Glavine’s dueling partner this week, the aforementioned Johnson, is another future Hall of Famer trying to come back from a disappointing season to continue enjoying rare success at an advanced age. Both are lefties, but vastly different pitchers. Look at that game log and you’ll notice something: Unlike the Big Unit, Glavine just doesn’t strike guys out. Right now he’s at 4.10 strikeouts per nine innings pitched, which ranks him, at this writing, 101st out of 118 qualifiers in all of MLB.
So what, you say? Who cares how you get ’em out? Well, strikeouts are a pretty good indicator of success to come, simply because, if you can’t miss bats, sooner or later a lot of hits are going to start falling. And they might when Glavine has to face some better teams: Milwaukee (6th) and Arizona (8th) can score a bit, but L.A. (T-16th), Atlanta (22nd), San Diego (23rd), Pittsburgh (28th) and Montreal (dead last, and he faced them twice) range from mediocre to gosh darned anemic…and we won’t even point out that Glavine’s start against the Pads was in Petco Park, which has played like the anti-Coors so far. All of this means that Glavine could head south in a hurry.
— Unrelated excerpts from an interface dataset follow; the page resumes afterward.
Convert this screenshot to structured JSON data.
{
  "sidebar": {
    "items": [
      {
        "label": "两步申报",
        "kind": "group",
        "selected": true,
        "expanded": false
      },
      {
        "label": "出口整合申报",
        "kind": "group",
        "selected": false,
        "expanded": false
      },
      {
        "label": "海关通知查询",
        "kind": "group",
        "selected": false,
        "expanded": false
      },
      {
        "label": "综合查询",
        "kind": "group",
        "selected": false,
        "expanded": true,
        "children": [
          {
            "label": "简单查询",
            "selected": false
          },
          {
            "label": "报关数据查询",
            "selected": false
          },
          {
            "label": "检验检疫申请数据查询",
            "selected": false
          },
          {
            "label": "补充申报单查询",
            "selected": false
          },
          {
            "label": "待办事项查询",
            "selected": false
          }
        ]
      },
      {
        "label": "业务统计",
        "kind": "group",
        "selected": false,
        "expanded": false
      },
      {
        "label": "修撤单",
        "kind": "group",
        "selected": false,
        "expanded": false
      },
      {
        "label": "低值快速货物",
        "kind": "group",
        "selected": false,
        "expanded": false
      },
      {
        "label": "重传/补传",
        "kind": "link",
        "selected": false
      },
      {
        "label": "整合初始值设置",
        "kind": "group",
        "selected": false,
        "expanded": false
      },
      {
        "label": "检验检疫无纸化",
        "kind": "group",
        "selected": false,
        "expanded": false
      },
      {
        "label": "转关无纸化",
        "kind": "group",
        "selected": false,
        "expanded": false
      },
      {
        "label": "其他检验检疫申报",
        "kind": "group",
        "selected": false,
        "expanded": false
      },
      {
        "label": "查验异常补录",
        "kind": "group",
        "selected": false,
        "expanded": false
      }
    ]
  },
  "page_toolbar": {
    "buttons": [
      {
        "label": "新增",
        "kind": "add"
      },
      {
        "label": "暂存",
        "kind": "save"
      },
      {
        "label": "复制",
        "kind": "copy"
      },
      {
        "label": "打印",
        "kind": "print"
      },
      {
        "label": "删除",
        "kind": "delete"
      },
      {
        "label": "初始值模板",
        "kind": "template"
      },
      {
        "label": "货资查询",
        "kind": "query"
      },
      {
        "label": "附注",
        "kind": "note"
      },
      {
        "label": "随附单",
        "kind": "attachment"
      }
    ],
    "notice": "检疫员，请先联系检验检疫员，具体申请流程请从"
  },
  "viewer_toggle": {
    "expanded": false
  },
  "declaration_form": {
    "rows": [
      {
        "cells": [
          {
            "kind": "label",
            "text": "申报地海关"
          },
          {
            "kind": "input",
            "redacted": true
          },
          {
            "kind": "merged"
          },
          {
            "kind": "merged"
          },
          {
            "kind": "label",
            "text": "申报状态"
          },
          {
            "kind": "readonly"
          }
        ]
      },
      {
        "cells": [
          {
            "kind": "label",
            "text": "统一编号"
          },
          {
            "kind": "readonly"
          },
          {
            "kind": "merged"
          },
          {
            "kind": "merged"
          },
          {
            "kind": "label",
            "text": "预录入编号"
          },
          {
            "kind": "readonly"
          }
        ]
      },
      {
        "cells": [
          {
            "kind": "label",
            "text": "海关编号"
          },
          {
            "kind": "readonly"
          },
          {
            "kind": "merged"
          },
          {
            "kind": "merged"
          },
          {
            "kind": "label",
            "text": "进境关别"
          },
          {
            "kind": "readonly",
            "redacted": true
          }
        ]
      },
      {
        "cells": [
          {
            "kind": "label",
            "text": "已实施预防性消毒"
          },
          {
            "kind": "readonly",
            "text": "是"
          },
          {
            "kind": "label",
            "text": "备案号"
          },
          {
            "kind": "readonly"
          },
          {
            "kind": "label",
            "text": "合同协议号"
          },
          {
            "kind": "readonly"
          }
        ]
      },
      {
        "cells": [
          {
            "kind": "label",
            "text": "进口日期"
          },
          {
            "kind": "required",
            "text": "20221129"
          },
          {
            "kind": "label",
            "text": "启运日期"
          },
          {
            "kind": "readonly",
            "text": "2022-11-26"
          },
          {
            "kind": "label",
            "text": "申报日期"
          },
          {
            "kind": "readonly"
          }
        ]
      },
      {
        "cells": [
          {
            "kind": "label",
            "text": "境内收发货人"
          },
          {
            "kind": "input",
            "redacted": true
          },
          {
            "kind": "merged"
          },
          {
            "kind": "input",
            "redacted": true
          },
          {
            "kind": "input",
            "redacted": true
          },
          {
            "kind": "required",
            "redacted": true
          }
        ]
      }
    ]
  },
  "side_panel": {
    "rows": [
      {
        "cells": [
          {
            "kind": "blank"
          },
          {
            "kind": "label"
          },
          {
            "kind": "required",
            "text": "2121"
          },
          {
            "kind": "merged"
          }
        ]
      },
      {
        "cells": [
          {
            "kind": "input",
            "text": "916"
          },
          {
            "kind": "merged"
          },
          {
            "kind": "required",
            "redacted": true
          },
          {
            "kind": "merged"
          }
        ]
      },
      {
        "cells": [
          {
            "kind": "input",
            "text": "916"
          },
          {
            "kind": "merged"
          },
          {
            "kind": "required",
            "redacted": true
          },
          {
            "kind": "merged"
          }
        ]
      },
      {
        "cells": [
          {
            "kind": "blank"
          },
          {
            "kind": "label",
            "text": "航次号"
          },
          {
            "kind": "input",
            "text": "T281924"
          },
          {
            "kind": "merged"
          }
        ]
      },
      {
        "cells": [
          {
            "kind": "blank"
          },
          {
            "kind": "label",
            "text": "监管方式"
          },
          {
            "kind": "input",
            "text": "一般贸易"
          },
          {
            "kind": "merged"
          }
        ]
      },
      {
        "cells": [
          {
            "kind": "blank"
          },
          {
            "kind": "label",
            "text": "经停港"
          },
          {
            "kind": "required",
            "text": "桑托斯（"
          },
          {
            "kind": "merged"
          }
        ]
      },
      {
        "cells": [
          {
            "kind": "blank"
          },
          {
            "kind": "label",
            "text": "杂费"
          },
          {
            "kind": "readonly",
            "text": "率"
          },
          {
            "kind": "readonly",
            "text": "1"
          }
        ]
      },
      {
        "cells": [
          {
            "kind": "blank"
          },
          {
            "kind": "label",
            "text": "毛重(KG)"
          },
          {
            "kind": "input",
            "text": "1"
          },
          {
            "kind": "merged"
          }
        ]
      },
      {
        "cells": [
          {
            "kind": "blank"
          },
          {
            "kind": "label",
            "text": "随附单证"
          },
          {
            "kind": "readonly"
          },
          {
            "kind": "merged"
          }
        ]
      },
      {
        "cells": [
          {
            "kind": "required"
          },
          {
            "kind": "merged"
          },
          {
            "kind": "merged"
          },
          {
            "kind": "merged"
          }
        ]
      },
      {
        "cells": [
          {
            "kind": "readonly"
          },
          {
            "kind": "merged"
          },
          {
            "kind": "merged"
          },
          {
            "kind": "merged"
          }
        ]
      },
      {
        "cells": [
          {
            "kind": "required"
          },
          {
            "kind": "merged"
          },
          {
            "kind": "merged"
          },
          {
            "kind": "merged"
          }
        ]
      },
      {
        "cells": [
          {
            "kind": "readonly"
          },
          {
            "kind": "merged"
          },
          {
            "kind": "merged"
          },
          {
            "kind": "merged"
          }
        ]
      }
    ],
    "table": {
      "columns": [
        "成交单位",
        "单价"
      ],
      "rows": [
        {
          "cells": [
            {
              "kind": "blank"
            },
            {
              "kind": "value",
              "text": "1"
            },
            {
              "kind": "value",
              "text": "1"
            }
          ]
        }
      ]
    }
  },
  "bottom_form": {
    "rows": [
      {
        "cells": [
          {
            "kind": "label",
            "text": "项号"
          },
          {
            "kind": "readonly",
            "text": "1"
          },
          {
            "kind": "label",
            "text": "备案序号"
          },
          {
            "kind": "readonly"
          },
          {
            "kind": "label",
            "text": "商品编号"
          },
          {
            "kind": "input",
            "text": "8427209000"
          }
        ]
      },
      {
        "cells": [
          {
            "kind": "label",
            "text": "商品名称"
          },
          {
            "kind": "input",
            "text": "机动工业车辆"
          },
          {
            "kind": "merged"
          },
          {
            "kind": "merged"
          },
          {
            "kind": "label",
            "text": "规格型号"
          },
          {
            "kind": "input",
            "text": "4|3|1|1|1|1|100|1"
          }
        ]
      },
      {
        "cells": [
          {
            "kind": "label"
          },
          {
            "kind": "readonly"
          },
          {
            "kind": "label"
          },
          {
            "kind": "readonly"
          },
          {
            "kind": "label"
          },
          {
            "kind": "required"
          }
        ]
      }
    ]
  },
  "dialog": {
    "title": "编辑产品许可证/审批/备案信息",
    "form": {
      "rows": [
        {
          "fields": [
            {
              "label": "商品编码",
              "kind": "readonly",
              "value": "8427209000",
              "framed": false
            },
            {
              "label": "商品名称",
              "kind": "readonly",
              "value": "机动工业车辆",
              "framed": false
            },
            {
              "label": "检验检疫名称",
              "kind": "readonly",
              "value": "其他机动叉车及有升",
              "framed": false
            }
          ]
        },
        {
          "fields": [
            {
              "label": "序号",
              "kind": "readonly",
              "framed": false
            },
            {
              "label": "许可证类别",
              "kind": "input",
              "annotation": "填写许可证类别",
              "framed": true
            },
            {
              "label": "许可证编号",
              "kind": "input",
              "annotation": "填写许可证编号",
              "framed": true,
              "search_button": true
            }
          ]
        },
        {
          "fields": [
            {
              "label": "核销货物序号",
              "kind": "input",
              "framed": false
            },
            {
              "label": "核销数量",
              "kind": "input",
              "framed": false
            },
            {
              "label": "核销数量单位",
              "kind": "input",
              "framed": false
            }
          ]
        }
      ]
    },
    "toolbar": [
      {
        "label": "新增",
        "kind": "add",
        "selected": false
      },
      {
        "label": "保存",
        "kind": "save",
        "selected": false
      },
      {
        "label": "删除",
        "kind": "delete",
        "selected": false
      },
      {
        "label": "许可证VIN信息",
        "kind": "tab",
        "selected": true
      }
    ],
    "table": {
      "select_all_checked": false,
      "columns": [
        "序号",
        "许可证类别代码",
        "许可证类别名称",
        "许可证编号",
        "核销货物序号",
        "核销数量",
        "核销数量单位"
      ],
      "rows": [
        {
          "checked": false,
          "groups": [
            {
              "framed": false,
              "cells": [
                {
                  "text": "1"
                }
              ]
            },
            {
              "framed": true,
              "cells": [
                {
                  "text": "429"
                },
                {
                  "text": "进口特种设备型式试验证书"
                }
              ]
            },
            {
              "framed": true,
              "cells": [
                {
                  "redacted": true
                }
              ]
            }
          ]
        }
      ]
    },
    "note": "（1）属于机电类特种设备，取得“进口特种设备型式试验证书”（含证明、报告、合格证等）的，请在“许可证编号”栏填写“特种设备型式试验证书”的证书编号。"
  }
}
But we still aren’t betting against a Hall of Famer, and the Mets must be happy that Glavine has found his touch. The Randy Johnson comparison is unfair, because Glavine has never been that kind of strikeout pitcher. It’s only been eight starts, and if this streak happened in the middle of the season, nobody would notice. Still, it’s a good sign for Mets fans. We don’t think he can keep it up, but all Hall of Famers have beaten the odds at some point. Why not Glavine, too?